New Delhi, Aug. 8: Amit Shah’s formal anointment as BJP president, after a procedural ratification by the party’s national council tomorrow, marks the conclusive phase of a generational shift.

Posters plastered all over the national capital encapsulate the change: photographs of the BJP’s original patriarchs and ideologues, Syama Prasad Mookerjee and Deen Dayal Upadhyaya, have been replaced with those of Atal Bihari Vajpayee and L.K. Advani, sharing space with Narendra Modi and Shah.

The Gujarat duo have infused a culture of “corporate efficiency” in the easy-going ambience at the BJP headquarters.
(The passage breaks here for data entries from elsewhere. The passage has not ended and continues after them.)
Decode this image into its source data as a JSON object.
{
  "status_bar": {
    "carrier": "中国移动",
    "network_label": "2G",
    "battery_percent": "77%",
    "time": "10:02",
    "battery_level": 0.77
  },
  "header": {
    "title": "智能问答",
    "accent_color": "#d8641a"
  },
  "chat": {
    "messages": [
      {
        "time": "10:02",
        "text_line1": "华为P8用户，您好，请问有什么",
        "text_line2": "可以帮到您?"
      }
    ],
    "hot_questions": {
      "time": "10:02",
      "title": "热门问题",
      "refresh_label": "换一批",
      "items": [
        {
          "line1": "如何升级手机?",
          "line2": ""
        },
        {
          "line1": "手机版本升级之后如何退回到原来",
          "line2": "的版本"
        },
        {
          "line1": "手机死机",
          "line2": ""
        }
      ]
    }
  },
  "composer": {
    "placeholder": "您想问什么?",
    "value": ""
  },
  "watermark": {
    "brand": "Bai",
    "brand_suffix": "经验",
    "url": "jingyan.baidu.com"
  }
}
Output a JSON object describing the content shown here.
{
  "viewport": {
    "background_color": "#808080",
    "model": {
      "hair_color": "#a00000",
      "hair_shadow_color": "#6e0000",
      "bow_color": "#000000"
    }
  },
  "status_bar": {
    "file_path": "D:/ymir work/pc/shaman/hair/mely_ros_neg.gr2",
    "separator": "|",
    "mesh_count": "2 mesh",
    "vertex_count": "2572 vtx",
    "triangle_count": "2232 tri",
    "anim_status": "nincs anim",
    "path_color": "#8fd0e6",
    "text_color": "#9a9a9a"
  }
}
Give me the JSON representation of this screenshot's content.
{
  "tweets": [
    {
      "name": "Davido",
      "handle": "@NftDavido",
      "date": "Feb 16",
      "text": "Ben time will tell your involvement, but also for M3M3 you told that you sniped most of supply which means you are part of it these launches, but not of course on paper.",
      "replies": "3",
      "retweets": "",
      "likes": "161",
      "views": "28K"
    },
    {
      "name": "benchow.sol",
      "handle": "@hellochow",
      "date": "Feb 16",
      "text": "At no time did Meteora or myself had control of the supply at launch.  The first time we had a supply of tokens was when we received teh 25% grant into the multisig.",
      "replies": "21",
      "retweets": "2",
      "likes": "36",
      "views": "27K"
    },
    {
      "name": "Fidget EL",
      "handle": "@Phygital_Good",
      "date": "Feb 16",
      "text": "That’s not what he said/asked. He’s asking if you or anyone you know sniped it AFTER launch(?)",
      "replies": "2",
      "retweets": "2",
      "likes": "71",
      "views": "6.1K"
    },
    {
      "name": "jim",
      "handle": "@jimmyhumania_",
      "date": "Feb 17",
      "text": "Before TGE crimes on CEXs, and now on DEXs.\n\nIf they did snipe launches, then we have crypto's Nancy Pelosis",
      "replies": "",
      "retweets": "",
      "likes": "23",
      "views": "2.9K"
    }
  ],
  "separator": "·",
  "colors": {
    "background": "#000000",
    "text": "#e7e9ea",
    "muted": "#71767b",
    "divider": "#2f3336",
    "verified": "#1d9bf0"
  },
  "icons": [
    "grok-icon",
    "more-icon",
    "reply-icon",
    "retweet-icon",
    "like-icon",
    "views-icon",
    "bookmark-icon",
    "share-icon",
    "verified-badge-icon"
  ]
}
CCTVs have been set up to monitor movements and appointments with party seniors are regulated, in contrast to the days when callers could saunter in and out of the rooms of netas. “Keeping deadlines is sacrosanct,” a BJP official stressed.

Shah is expected to recast his team using the ground rules that the Prime Minister set while constituting his cabinet, sources said. The inclusion of sons and daughters of BJP leaders was a no-no, as was that of leaders over 70. Sources said Shah was incensed when Union minister Maneka Gandhi this week publicly articulated her desire to see son Varun as Uttar Pradesh chief minister and told her off.

The new BJP president, who earned his spurs in Uttar Pradesh in the Lok Sabha polls, is “fully focused” on the upcoming Assembly elections and bypolls, the sources said. “His reputation rides on success or failure in these elections,” an office-bearer said. He quoted a dictum the new BJP president uses: “If the BJP’s graph slides, it will be because of the BJP and not because of a sudden Congress revival.”

Among the immediate challenges before Shah are:

Keeping the BJP-Shiv Sena alliance intact for the Maharashtra polls and sustaining the high strike rate of the Lok Sabha elections

Wresting Haryana

Putting Delhi in order as a mid-term poll looms. Shah has attempted a rejig to reflect the increasing dominance of migrants from Bihar and eastern Uttar Pradesh in the BJP organisation. He has appointed as president Satish Upadhyaya, who is originally from Agra. Prabhat Jha, who hails from Bihar and is settled in Madhya Pradesh, has been made prabhari (minder) and J.P. Nadda, who is from Himachal Pradesh but has spent long years in Bihar, informally given charge of the state

Stemming factionalism in Uttarakhand

Keeping up the momentum in Uttar Pradesh

Converting the “groundswell” of support in states like Bengal and Assam into votes and foraying into Tamil Nadu, Odisha and Telangana.

Shah was named Rajnath Singh’s successor on July 9.

An amendment to the party constitution had enabled a three-year term for a party president instead of two years. Another tweak allowed a second three-year term to an incumbent, prompted by the RSS’s wish to give Nitin Gadkari a second innings in 2013.

That wish was not fulfilled after Gadkari was implicated in financial irregularities. Instead, Rajnath was chosen to helm the party. His tenure was cut short when he became Union minister since the BJP follows the one-person-one-post norm. Shah will effectively complete the rest of Rajnath’s term and, depending on how the BJP’s politics pans out, pitch for a second term in 2016.